All emotions are normal and ok.
It is easy to bottle up your emotions—especially anger and grief—because these feelings can catch you by surprise and leave you feeling out of control. When you start to feel overwhelmed by your emotions, take a little break. Finding a quiet place to sit with your emotions for even five minutes may help them to soften and subside a bit. Compassionately be with your emotions (“Oh, there you are again anger”; “Ooh, exhaustion, hi honey”). Take intentional breaths and imagine breathing into whatever body spaces these emotions are occupying. My emotions land in my throat and my jaw. When you give your emotions the time and attention they deserve, you may find you just need to take a walk, take a nap, or call a friend. If some emotions are a little too sticky, perhaps seek out a counselor or friend to process your feelings. You will be a more effective caregiver when you invest some time into self care.

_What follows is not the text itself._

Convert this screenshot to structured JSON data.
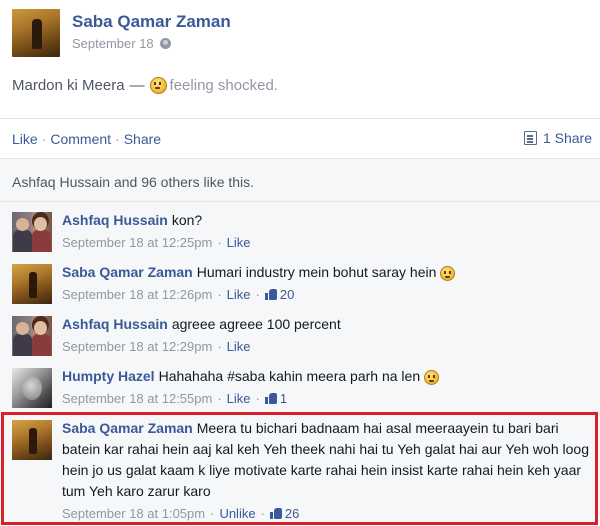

Self care for the caregiver is NOT selfish!
The most important thing is to not feel guilty about caring for yourself at this time. When you feel rested and grounded, it will make you a much better, kinder, and more loving caregiver. We only get one shot at sending off our loved one; we want to do this with as much grace and compassion as possible.
Beth Cavenaugh is a certified hospice and palliative care nurse and educator with over 14 years of experience in caring for terminally ill patients. She has been a registered nurse for over 24 years and holds a bachelor’s degree in nursing from Creighton University. Beth has supported hundreds of patients and their families at inpatient units, in the home setting, and behind the scenes in hospice care. Compassion, patient autonomy, and transparent communication are at the core of her care philosophy. Check out Beth’s book, Some Light at the End: An End-of-Life Guidebook for Patients and Their Caregivers.
Need a little emotional support? Check out this post for Essential Oils for Overcoming Grief.